On Friday, the banking sector experienced a significant selloff worldwide, which began with SVB Financial Group’s announcement of unloading assets at a loss due to a decline in deposits. The news sent shockwaves across the industry, causing many banks significant losses.

HSBC, the largest bank in Europe, saw its shares drop by 5.2% in London trading. Meanwhile, BNP Paribas in France and UBS in Switzerland fell by 4.5% and 4.6%, respectively. Credit Suisse also hit a record low, plummeting by 4.2%.

The issues at SVB, the parent company of Silicon Valley Bank, arose due to a decline in deposits from clients, particularly venture-capital firms. On Thursday, SVB shares fell by 60%, prompting concerns among investors. 

This news raised the alarm for other banks, which were previously considered relatively insulated from economic downturns and expected to benefit from rising interest rates.

One of the factors contributing to this problem is that short-term rates used by large banks for borrowing have risen higher than long-term rates, the benchmarks used for lending. 

That has put significant pressure on profitability, making it difficult for banks to maintain a healthy financial position.

The decline in European bank stocks followed a similar trend on Wall Street.

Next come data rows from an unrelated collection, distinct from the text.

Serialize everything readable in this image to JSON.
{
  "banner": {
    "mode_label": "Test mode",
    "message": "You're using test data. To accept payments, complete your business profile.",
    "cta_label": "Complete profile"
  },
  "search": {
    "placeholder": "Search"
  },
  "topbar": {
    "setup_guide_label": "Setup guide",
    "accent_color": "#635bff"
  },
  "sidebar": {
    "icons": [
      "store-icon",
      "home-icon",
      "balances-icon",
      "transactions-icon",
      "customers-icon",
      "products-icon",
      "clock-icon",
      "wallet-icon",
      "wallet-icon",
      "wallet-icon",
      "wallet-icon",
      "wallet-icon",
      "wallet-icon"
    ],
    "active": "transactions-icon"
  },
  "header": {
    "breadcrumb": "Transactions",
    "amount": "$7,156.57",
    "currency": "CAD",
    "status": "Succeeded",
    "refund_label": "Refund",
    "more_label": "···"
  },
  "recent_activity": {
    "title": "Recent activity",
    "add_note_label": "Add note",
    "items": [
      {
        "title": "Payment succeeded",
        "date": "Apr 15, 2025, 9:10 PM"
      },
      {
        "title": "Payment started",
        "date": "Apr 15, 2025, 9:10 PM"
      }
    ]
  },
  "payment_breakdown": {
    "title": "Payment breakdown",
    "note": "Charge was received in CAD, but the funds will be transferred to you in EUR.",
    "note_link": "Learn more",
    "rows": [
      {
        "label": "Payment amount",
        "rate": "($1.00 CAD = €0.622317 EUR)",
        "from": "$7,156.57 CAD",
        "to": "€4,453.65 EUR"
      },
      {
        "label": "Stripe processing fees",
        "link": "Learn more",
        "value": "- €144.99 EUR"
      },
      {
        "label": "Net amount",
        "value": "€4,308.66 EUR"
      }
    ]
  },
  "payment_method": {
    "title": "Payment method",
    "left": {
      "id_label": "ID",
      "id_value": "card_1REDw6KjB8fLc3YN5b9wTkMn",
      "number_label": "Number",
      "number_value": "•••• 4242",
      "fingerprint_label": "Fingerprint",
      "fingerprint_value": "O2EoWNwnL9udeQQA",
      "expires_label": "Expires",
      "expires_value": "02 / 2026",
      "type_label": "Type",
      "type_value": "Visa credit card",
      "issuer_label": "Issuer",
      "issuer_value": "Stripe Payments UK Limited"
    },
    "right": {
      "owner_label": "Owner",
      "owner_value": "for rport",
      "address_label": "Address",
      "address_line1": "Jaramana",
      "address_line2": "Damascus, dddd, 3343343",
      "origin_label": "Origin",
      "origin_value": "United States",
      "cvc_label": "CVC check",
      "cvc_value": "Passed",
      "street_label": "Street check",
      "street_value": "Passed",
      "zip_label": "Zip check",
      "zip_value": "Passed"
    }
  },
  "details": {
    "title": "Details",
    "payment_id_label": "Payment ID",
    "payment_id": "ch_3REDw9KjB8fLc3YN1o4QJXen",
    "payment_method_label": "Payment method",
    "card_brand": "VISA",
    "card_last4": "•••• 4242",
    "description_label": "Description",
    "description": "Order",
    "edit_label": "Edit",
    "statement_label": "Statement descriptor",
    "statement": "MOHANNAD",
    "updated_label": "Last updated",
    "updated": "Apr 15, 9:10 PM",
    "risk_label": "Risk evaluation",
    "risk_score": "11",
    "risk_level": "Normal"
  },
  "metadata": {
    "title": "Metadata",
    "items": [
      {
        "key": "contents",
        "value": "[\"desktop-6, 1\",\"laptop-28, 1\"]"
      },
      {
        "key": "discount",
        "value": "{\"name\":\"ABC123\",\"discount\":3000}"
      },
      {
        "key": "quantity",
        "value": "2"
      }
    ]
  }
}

Major lenders, such as JPMorgan, Bank of America, Citigroup, and Wells Fargo, experienced their most significant one-day drops in nearly three years.

Victoria Scholar, the head of investment at Interactive Investor, said, “negative momentum from last night’s selloff on Wall Street has permeated across global markets.” 

That suggests that the banking sector’s problems are far from over and may continue to affect the industry for some time.

In conclusion, the banking sector is experiencing significant challenges due to the recent selloff, causing significant losses for many institutions. 

While it remains to be seen how long these issues will persist, it’s clear that investors are concerned about the sector’s overall health and prospects.